- Element data from apps and pages -
# # # # #
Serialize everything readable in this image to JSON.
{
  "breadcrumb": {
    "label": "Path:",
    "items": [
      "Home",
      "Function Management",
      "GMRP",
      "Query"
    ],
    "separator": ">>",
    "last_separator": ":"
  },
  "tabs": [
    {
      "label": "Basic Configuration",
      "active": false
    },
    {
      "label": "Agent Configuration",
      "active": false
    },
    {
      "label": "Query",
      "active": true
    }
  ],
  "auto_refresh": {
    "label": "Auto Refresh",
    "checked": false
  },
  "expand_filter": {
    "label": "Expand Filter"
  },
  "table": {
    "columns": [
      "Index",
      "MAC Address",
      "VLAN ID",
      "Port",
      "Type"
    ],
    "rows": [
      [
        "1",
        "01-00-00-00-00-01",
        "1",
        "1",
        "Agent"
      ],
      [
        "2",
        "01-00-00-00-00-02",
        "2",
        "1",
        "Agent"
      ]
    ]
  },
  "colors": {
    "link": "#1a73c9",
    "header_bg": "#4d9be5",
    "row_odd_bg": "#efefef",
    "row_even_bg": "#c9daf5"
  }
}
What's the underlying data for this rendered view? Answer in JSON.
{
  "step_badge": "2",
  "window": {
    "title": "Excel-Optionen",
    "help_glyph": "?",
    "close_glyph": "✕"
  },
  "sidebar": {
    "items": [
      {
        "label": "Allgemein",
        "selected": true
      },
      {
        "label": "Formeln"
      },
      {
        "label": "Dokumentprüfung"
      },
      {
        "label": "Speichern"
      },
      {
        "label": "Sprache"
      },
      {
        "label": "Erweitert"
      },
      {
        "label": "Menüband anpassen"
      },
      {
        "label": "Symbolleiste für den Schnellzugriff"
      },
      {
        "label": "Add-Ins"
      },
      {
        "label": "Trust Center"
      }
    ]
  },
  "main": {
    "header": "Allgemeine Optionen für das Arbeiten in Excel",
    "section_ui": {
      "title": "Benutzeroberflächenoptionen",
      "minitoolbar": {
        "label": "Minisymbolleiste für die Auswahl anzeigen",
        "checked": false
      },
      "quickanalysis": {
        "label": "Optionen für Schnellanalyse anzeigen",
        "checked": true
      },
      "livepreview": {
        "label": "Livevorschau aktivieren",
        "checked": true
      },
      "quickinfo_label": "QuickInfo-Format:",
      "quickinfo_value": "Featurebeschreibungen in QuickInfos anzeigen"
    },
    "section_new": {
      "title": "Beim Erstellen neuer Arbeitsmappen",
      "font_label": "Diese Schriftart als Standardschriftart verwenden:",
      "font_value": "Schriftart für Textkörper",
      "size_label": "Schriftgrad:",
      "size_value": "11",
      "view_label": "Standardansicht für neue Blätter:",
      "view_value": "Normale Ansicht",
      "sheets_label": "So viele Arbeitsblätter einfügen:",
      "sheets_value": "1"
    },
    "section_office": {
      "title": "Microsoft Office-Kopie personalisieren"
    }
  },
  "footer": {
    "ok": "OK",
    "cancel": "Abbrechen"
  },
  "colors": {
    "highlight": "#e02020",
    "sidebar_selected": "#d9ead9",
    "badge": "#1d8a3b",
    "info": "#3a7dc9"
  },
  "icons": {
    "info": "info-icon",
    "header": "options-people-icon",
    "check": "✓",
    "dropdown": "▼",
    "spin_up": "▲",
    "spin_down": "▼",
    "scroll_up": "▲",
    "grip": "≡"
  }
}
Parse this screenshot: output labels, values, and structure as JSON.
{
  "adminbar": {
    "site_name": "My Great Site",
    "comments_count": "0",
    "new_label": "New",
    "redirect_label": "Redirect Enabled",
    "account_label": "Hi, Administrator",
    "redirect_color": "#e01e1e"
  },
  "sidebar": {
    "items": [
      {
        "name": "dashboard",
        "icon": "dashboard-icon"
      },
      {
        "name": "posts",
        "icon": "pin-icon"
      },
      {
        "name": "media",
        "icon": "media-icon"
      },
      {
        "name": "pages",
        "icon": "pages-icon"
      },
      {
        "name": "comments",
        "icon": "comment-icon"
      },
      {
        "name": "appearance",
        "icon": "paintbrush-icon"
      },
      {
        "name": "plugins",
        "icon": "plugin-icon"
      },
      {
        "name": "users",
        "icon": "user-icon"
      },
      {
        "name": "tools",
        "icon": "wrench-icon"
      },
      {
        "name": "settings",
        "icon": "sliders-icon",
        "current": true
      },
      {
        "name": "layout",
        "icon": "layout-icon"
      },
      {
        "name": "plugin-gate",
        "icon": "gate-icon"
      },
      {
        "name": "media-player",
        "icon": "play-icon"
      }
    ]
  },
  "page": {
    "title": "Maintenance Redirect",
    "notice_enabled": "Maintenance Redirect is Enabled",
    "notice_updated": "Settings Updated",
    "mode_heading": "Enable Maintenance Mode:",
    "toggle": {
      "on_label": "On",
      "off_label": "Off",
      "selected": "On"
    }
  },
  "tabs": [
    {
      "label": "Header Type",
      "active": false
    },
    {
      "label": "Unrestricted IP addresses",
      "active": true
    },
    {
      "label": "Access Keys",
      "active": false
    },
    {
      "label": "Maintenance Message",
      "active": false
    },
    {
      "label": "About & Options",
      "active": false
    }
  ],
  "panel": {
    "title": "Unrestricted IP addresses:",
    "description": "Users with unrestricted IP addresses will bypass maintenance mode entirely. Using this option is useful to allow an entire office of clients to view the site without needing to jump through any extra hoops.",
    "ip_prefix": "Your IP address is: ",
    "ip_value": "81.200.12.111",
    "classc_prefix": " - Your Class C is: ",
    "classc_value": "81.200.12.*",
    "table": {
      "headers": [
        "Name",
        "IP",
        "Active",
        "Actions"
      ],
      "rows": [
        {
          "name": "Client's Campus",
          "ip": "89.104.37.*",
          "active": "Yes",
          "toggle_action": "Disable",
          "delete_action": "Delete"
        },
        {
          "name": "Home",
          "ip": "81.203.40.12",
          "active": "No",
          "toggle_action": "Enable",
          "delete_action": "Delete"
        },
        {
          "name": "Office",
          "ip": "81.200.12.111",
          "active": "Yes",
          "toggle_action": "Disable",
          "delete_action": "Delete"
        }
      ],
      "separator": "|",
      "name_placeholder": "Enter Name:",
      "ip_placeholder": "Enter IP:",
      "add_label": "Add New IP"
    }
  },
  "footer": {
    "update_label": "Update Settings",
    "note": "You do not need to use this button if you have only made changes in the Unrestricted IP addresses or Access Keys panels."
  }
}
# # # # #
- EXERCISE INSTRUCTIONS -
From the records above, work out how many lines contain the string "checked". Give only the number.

- OUTPUT OF THE TASK -
4